• **Dataset entries**
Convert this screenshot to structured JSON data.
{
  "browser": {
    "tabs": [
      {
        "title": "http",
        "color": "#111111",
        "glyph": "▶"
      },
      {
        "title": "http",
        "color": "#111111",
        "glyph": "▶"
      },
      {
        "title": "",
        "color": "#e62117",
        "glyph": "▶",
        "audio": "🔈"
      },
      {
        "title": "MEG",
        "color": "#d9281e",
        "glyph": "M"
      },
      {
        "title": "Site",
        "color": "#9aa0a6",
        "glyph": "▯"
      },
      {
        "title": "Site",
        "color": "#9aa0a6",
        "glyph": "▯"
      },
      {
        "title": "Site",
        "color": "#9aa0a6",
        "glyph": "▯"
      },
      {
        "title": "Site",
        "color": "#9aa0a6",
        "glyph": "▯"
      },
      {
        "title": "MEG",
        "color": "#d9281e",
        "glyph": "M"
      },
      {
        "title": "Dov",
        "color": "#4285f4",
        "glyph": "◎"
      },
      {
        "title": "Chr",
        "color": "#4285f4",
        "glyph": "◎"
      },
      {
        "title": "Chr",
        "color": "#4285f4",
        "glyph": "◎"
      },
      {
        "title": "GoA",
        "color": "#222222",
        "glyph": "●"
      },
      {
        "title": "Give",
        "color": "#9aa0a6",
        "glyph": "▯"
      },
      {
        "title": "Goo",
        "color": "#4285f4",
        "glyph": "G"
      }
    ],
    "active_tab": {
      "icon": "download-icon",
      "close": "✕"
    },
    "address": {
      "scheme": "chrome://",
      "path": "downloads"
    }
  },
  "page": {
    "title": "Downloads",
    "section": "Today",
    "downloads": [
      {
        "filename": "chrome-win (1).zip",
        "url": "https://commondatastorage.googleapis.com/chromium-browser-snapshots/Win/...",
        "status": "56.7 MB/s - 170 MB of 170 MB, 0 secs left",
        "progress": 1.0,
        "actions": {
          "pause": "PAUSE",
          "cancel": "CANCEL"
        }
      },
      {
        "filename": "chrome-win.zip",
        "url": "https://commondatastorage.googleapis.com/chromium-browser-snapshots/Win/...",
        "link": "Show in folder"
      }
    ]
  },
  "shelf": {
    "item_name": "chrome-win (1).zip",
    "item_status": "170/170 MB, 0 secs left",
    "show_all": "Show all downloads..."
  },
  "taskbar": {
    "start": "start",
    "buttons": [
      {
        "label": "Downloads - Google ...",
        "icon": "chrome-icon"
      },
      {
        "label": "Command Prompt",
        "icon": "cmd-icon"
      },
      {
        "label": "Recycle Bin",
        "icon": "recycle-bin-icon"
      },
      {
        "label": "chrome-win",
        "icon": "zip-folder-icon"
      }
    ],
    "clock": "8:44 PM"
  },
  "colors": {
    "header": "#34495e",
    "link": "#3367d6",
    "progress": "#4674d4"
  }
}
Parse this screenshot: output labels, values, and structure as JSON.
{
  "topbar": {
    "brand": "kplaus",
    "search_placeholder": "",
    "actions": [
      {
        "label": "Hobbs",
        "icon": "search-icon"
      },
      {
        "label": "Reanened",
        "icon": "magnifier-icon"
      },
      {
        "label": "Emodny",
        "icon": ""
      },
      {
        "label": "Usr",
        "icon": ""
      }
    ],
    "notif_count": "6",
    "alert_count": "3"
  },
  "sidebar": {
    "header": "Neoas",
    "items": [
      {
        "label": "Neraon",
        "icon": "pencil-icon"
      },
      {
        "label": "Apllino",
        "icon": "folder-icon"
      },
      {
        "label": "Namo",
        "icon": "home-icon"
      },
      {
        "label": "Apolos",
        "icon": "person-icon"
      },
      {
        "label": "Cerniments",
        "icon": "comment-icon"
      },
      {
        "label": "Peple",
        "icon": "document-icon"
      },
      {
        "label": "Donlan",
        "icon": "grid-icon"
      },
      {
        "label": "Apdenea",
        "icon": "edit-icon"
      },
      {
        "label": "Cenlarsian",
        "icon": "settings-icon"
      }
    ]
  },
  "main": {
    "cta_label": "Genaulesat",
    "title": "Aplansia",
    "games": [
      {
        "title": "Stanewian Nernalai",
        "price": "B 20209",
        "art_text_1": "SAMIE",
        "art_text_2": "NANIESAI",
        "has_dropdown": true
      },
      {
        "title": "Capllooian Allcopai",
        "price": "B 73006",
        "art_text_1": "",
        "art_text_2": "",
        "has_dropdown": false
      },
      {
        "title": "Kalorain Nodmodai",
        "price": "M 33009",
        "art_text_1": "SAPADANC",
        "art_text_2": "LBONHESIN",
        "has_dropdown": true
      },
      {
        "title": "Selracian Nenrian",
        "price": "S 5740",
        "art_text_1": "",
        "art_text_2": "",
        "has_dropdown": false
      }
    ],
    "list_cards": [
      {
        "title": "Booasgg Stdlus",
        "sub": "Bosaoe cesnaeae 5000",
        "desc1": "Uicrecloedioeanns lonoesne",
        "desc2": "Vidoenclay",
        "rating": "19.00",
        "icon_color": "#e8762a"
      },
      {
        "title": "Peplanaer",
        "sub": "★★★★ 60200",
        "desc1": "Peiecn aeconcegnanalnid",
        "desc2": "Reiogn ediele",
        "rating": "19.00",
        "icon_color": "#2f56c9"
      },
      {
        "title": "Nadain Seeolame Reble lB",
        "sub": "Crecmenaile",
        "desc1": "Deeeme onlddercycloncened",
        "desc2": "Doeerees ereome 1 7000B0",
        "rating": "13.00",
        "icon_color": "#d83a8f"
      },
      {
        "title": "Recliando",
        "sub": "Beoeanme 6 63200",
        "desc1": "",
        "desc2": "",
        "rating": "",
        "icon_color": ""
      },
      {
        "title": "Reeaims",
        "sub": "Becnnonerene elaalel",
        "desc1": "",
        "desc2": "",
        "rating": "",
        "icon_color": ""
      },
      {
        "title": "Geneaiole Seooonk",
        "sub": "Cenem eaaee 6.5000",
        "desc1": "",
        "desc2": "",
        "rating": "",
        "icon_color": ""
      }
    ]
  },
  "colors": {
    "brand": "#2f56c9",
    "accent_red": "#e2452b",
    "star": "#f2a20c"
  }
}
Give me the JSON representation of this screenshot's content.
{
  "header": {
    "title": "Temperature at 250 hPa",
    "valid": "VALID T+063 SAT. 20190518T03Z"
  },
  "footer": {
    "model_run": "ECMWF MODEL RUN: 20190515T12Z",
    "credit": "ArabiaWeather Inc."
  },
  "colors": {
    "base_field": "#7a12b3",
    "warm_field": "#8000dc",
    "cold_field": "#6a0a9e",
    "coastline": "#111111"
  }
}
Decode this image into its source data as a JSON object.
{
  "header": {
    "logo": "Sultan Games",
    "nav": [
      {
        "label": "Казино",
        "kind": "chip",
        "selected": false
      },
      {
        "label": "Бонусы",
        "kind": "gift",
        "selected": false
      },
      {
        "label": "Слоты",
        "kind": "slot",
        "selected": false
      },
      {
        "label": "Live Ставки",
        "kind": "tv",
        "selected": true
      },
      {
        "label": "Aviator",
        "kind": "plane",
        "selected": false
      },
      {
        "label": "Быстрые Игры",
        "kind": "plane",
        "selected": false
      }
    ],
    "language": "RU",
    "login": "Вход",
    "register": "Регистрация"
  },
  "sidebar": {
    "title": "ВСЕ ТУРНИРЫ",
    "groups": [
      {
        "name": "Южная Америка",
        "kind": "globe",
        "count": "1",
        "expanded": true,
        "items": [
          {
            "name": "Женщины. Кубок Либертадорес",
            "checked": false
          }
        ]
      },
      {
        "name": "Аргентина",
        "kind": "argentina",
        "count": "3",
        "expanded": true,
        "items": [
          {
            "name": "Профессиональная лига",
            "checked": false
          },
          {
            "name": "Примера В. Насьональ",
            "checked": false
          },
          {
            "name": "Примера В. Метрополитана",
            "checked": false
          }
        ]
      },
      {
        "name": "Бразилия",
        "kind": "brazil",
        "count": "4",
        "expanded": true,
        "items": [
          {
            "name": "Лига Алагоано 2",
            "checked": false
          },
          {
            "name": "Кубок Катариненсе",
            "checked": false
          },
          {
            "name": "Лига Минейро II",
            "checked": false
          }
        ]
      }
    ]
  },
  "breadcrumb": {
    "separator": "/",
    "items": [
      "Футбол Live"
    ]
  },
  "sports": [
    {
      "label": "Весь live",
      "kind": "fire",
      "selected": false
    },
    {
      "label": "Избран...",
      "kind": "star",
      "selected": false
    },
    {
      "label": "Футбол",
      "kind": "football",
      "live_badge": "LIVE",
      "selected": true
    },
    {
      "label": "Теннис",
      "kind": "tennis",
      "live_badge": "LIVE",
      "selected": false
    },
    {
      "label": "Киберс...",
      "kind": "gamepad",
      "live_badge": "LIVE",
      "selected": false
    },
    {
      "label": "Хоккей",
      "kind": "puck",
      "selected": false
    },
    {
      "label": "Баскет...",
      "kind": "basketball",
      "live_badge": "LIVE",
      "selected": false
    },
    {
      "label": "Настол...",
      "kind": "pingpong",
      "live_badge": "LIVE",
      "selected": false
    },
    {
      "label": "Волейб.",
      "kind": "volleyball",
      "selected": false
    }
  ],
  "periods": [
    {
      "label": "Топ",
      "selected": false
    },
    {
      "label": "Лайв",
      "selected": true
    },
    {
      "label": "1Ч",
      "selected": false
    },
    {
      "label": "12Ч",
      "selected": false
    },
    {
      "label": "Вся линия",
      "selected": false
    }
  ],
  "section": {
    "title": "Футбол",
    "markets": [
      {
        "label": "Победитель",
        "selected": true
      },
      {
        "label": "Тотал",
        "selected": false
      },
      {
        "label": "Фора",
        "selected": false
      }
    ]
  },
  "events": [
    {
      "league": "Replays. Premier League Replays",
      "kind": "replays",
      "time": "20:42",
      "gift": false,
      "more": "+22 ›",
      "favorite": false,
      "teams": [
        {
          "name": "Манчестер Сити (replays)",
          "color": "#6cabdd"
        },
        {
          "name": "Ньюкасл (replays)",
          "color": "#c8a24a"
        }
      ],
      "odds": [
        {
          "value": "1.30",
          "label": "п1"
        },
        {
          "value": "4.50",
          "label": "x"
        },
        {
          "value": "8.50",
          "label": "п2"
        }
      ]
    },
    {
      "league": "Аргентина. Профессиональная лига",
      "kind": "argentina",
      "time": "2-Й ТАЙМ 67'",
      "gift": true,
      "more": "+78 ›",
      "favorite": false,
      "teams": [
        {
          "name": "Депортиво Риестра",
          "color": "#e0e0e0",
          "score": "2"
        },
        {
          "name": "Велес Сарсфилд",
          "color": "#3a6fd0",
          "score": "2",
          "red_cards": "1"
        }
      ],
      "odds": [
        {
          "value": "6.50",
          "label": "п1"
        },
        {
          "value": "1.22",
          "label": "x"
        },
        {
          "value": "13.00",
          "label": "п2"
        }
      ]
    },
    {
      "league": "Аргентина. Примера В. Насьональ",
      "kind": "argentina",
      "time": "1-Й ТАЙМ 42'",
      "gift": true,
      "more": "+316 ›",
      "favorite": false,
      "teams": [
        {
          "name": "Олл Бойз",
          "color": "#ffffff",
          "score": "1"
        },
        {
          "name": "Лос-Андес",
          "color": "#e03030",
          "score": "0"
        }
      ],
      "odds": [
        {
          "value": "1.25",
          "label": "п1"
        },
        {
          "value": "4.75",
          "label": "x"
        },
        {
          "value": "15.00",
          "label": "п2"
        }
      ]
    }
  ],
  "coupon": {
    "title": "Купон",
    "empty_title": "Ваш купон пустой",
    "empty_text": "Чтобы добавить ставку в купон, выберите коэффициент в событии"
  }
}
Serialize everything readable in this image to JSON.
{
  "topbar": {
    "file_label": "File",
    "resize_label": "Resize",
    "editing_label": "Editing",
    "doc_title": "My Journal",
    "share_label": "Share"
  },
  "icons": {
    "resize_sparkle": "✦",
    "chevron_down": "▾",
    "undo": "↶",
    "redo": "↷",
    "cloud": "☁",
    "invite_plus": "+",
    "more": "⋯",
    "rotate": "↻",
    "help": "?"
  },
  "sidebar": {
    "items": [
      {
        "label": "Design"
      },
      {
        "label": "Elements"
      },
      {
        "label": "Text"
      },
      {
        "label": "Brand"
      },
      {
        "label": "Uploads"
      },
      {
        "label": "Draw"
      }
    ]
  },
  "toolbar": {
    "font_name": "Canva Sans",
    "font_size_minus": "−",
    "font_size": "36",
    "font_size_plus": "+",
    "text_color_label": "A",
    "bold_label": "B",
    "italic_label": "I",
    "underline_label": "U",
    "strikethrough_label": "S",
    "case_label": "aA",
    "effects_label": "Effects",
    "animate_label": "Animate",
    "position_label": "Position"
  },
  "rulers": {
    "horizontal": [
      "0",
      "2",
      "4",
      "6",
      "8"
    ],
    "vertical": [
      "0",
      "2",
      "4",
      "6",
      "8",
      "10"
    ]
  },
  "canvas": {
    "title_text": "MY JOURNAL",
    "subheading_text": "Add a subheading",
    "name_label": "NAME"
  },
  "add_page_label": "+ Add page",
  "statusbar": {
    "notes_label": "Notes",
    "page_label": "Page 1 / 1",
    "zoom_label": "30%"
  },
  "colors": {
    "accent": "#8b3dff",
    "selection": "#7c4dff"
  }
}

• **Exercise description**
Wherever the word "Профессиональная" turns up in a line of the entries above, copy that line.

• **Solution for this exercise**
            "name": "Профессиональная лига",
      "league": "Аргентина. Профессиональная лига",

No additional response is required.